Before 2008: Declining Home Values, Overwhelmed Consumers

By the time 2006 was over, property values across the country declined to all-time lows. On average, most homes lost 39 percent of their value, especially in depressed suburban areas and impoverished urban centers.

At the same time, consumers who had purchased their properties using a variable rate mortgage could no longer afford their payments because rates began to balloon to amounts they could no longer afford. In many cases, consumers lied on mortgage applications and told banks that they could afford payments that were well beyond their means, while banks rarely checked to see if many of the income statements were actually authentic.

These factors contribute to a great recession that left many Americans without homes, and owing more on houses than what they were actually worth. In turn, the careers of real estate professionals, inspectors, and other homeownership industry workers were in jeopardy.

After 2012: The Housing Market Recovery

After the great recession in 2008, Americans experienced great hardships, including foreclosures, unemployment, and increasing amounts of personal debt.

Fortunately, in 2012, everything started to look up for consumers. Banks had begun to ease lending restrictions and Americans were once again ready to buy homes. Because the recovery was still under way, consumers took advantage of home values that were still way below their pre-2008 numbers.

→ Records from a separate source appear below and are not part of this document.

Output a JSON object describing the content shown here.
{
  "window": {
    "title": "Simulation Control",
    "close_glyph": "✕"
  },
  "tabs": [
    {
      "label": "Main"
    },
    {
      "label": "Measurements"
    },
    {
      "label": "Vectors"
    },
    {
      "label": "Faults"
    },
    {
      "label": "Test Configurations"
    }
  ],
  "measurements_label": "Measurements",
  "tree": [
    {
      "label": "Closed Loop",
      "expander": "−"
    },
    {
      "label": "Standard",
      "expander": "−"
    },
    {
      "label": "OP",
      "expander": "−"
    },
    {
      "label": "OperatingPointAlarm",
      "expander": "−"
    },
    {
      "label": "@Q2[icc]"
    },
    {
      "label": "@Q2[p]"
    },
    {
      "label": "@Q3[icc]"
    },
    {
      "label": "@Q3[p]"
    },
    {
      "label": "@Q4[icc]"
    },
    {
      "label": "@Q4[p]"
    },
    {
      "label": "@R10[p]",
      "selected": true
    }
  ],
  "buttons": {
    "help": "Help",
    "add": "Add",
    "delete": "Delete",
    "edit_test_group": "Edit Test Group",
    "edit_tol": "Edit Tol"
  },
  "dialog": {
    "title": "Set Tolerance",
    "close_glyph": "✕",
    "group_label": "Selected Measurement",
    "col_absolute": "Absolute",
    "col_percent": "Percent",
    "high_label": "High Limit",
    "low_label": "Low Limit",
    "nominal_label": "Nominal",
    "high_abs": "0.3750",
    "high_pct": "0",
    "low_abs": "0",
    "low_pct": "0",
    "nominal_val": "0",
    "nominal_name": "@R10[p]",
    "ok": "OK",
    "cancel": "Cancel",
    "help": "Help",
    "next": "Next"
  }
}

The market has nearly made a full recovery, with homes in many areas only slightly below their original values. Banks continue to lend money to millennials who are just now entering the housing market looking for their first property—and it is once again a great time to buy a house in the United States.